or mixed rain and snow in the valleys with periods of MVFR/IFR
conditions. Surface winds east to south 10-20 kts with gusts to 30
kts, decreasing to 10 kts or less this evening. Winds aloft at
10k feet MSL southwest 30- 40 kts.

Two-Day Mountain Weather Forecast Produced in partnership with the NOAA-NWS
McCall Airport at 5021 feet.
  Monday Monday Night Tuesday
Weather: Snow showers. High near 34. South southeast wind 7 to 9 mph, with gusts as high as 20 mph. Chance of precipitation is 80%. New snow accumulation of 1 to 2 inches possible. Snow showers likely, mainly before 11pm. Cloudy, with a low around 21. South southeast wind 5 to 7 mph becoming calm in the evening. Chance of precipitation is 60%. New snow accumulation of less than one inch possible. Snow showers likely, mainly after 11am. Cloudy, with a high near 26. Calm wind becoming west around 6 mph in the afternoon. Chance of precipitation is 60%. New snow accumulation of less than one inch possible.
Temperatures: 34 deg. F. 21 deg. F. 26 deg. F.
Wind direction: SSE SSE W
Wind speed: 7-9 5-7 becoming calm 6
Expected snowfall: 1-2 in. Less than one in. Less than one in.
Granite Mountain at 7700 feet.
  Monday Monday Night Tuesday

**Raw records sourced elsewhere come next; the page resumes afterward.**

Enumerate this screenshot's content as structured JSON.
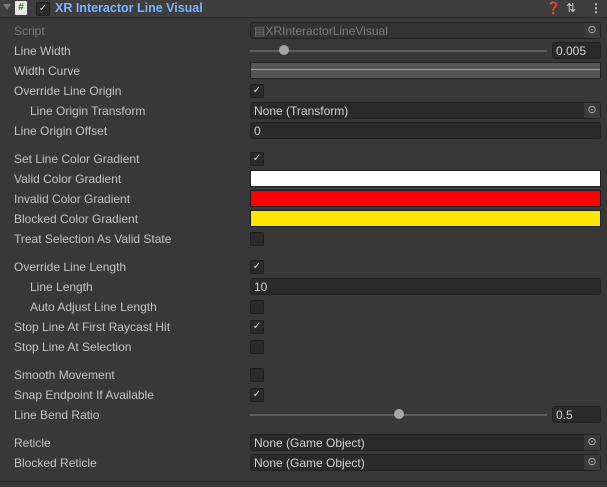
{
  "header": {
    "title": "XR Interactor Line Visual",
    "enabled": true,
    "help_icon": "help-icon",
    "presets_icon": "presets-icon",
    "menu_icon": "kebab-menu-icon"
  },
  "rows": [
    {
      "label": "Script",
      "type": "object",
      "value": "XRInteractorLineVisual",
      "dim": true
    },
    {
      "label": "Line Width",
      "type": "slider",
      "value": "0.005",
      "fraction": 0.115
    },
    {
      "label": "Width Curve",
      "type": "curve",
      "color": "#3ee83e"
    },
    {
      "label": "Override Line Origin",
      "type": "check",
      "checked": true
    },
    {
      "label": "Line Origin Transform",
      "type": "object",
      "value": "None (Transform)",
      "indent": true
    },
    {
      "label": "Line Origin Offset",
      "type": "text",
      "value": "0"
    },
    {
      "label": "Set Line Color Gradient",
      "type": "check",
      "checked": true,
      "gap": true
    },
    {
      "label": "Valid Color Gradient",
      "type": "color",
      "color": "#ffffff"
    },
    {
      "label": "Invalid Color Gradient",
      "type": "color",
      "color": "#ff0000"
    },
    {
      "label": "Blocked Color Gradient",
      "type": "color",
      "color": "#ffe600"
    },
    {
      "label": "Treat Selection As Valid State",
      "type": "check",
      "checked": false
    },
    {
      "label": "Override Line Length",
      "type": "check",
      "checked": true,
      "gap": true
    },
    {
      "label": "Line Length",
      "type": "text",
      "value": "10",
      "indent": true
    },
    {
      "label": "Auto Adjust Line Length",
      "type": "check",
      "checked": false,
      "indent": true
    },
    {
      "label": "Stop Line At First Raycast Hit",
      "type": "check",
      "checked": true
    },
    {
      "label": "Stop Line At Selection",
      "type": "check",
      "checked": false
    },
    {
      "label": "Smooth Movement",
      "type": "check",
      "checked": false,
      "gap": true
    },
    {
      "label": "Snap Endpoint If Available",
      "type": "check",
      "checked": true
    },
    {
      "label": "Line Bend Ratio",
      "type": "slider",
      "value": "0.5",
      "fraction": 0.5
    },
    {
      "label": "Reticle",
      "type": "object",
      "value": "None (Game Object)",
      "gap": true
    },
    {
      "label": "Blocked Reticle",
      "type": "object",
      "value": "None (Game Object)"
    }
  ]
}
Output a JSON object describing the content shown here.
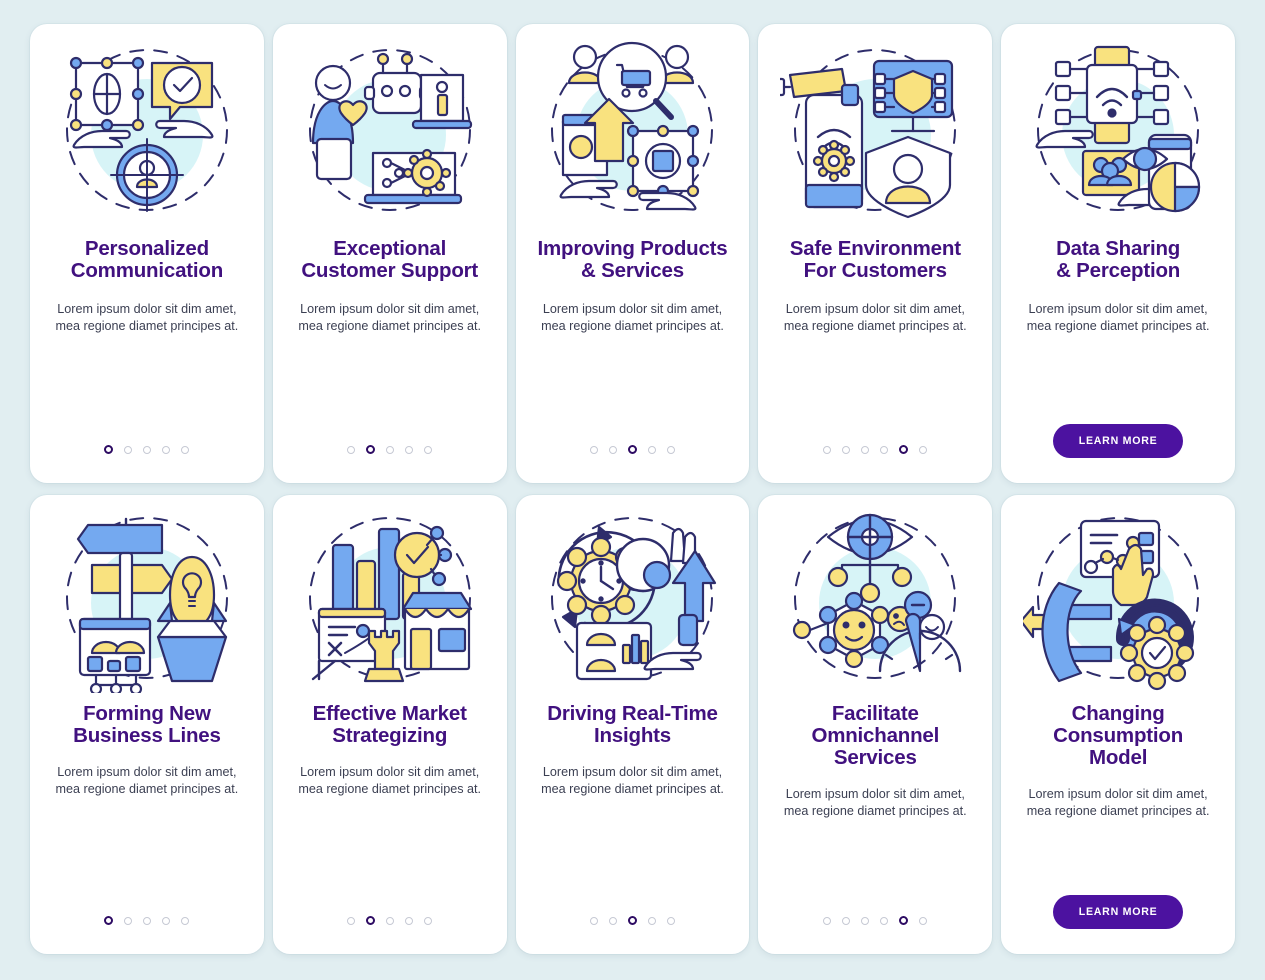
{
  "palette": {
    "page_background": "#e1eef1",
    "card_background": "#ffffff",
    "title_color": "#41117f",
    "body_color": "#3b3f52",
    "button_background": "#4c12a0",
    "button_text": "#ffffff",
    "dot_active": "#2d0b63",
    "dot_inactive": "#c6c9d4",
    "illustration_outline": "#2e2d6b",
    "illustration_blue": "#74a9f0",
    "illustration_yellow": "#f9e27f",
    "illustration_cyan": "#c9f0f4"
  },
  "shared": {
    "description": "Lorem ipsum dolor sit dim amet, mea regione diamet principes at.",
    "learn_more_label": "LEARN MORE"
  },
  "screens": [
    {
      "id": "personalized-communication",
      "icon": "network-hands-target-person-icon",
      "title_lines": [
        "Personalized",
        "Communication"
      ],
      "description": "Lorem ipsum dolor sit dim amet, mea regione diamet principes at.",
      "dots_total": 5,
      "dot_active_index": 0,
      "has_button": false
    },
    {
      "id": "exceptional-customer-support",
      "icon": "chatbot-support-laptop-icon",
      "title_lines": [
        "Exceptional",
        "Customer Support"
      ],
      "description": "Lorem ipsum dolor sit dim amet, mea regione diamet principes at.",
      "dots_total": 5,
      "dot_active_index": 1,
      "has_button": false
    },
    {
      "id": "improving-products-services",
      "icon": "cart-magnifier-product-chip-icon",
      "title_lines": [
        "Improving Products",
        "& Services"
      ],
      "description": "Lorem ipsum dolor sit dim amet, mea regione diamet principes at.",
      "dots_total": 5,
      "dot_active_index": 2,
      "has_button": false
    },
    {
      "id": "safe-environment-for-customers",
      "icon": "camera-phone-shield-monitor-icon",
      "title_lines": [
        "Safe Environment",
        "For Customers"
      ],
      "description": "Lorem ipsum dolor sit dim amet, mea regione diamet principes at.",
      "dots_total": 6,
      "dot_active_index": 4,
      "has_button": false
    },
    {
      "id": "data-sharing-perception",
      "icon": "wifi-hands-eye-chart-icon",
      "title_lines": [
        "Data Sharing",
        "& Perception"
      ],
      "description": "Lorem ipsum dolor sit dim amet, mea regione diamet principes at.",
      "dots_total": 0,
      "dot_active_index": -1,
      "has_button": true,
      "button_label": "LEARN MORE"
    },
    {
      "id": "forming-new-business-lines",
      "icon": "signpost-rocket-box-icon",
      "title_lines": [
        "Forming New",
        "Business Lines"
      ],
      "description": "Lorem ipsum dolor sit dim amet, mea regione diamet principes at.",
      "dots_total": 5,
      "dot_active_index": 0,
      "has_button": false
    },
    {
      "id": "effective-market-strategizing",
      "icon": "barchart-chess-rook-store-icon",
      "title_lines": [
        "Effective Market",
        "Strategizing"
      ],
      "description": "Lorem ipsum dolor sit dim amet, mea regione diamet principes at.",
      "dots_total": 5,
      "dot_active_index": 1,
      "has_button": false
    },
    {
      "id": "driving-real-time-insights",
      "icon": "clock-gear-arrow-dashboard-icon",
      "title_lines": [
        "Driving Real-Time",
        "Insights"
      ],
      "description": "Lorem ipsum dolor sit dim amet, mea regione diamet principes at.",
      "dots_total": 5,
      "dot_active_index": 2,
      "has_button": false
    },
    {
      "id": "facilitate-omnichannel-services",
      "icon": "eye-network-smiley-gauge-icon",
      "title_lines": [
        "Facilitate",
        "Omnichannel",
        "Services"
      ],
      "description": "Lorem ipsum dolor sit dim amet, mea regione diamet principes at.",
      "dots_total": 6,
      "dot_active_index": 4,
      "has_button": false
    },
    {
      "id": "changing-consumption-model",
      "icon": "dashboard-hand-arrows-gear-icon",
      "title_lines": [
        "Changing",
        "Consumption",
        "Model"
      ],
      "description": "Lorem ipsum dolor sit dim amet, mea regione diamet principes at.",
      "dots_total": 0,
      "dot_active_index": -1,
      "has_button": true,
      "button_label": "LEARN MORE"
    }
  ]
}
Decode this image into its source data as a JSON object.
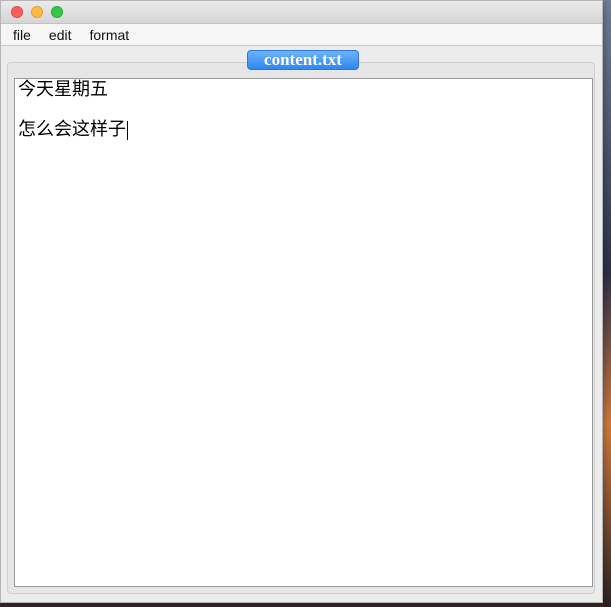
{
  "menubar": {
    "items": [
      "file",
      "edit",
      "format"
    ]
  },
  "tab": {
    "label": "content.txt"
  },
  "editor": {
    "lines": [
      "今天星期五",
      "怎么会这样子"
    ]
  }
}
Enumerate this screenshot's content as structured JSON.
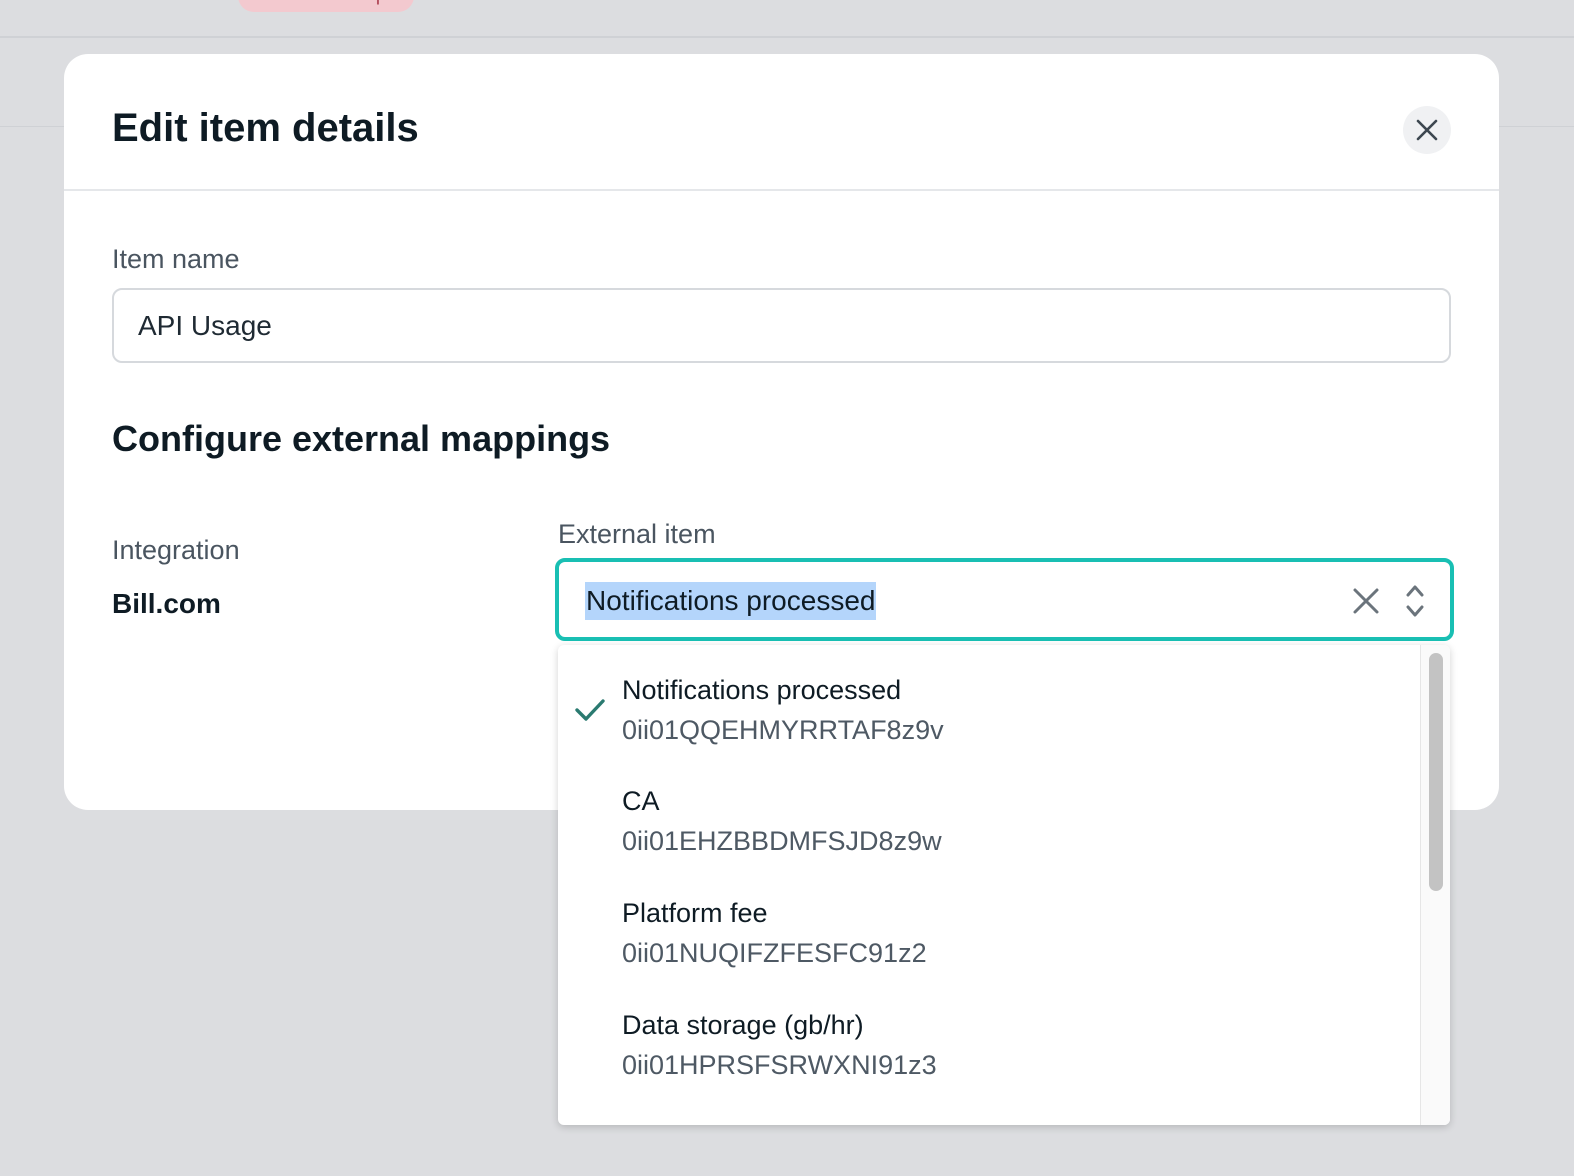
{
  "background": {
    "badge_label": "Needs setup"
  },
  "modal": {
    "title": "Edit item details",
    "close_icon": "close-icon",
    "item_name": {
      "label": "Item name",
      "value": "API Usage"
    },
    "mappings": {
      "title": "Configure external mappings",
      "integration_label": "Integration",
      "integration_value": "Bill.com",
      "external_item_label": "External item",
      "selected_value": "Notifications processed",
      "options": [
        {
          "label": "Notifications processed",
          "id": "0ii01QQEHMYRRTAF8z9v",
          "selected": true
        },
        {
          "label": "CA",
          "id": "0ii01EHZBBDMFSJD8z9w",
          "selected": false
        },
        {
          "label": "Platform fee",
          "id": "0ii01NUQIFZFESFC91z2",
          "selected": false
        },
        {
          "label": "Data storage (gb/hr)",
          "id": "0ii01HPRSFSRWXNI91z3",
          "selected": false
        }
      ]
    }
  },
  "colors": {
    "focus_ring": "#19bfb3",
    "check": "#2a7a70",
    "selection_highlight": "#b4d5fb"
  }
}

Weather: Snow showers. High near 23. South southeast wind 11 to 17 mph, with gusts as high as 26 mph. Chance of precipitation is 90%. New snow accumulation of 2 to 4 inches possible. Snow showers. Low around 15. South wind 7 to 14 mph, with gusts as high as 23 mph. Chance of precipitation is 80%. New snow accumulation of 1 to 3 inches possible. Snow showers, mainly after 11am. High near 18. South southwest wind 5 to 7 mph becoming west in the afternoon. Chance of precipitation is 80%. New snow accumulation of 1 to 3 inches possible.
Temperatures: 23 deg. F. 15 deg. F. 18 deg. F.
Wind direction: SSE S SSW becoming West
Wind speed: 11-17, Gusts to 26 7-14, Gusts to 23 5-7
Expected snowfall: 2-4 in. 1-3 in. 1-3 in.
Disclaimer

This avalanche advisory is provided through a partnership between the Payette National Forest and the Payette Avalanche Center. This advisory covers the West Central Mountains between Hard Butte on the north and Council Mountain on the south. This advisory applies only to backcountry areas outside established ski area boundaries. This advisory describes general avalanche conditions and local variations always occur. This advisory expires at midnight on the posted day unless otherwise noted. The information in this advisory is provided by the USDA Forest Service who is solely responsible for its content.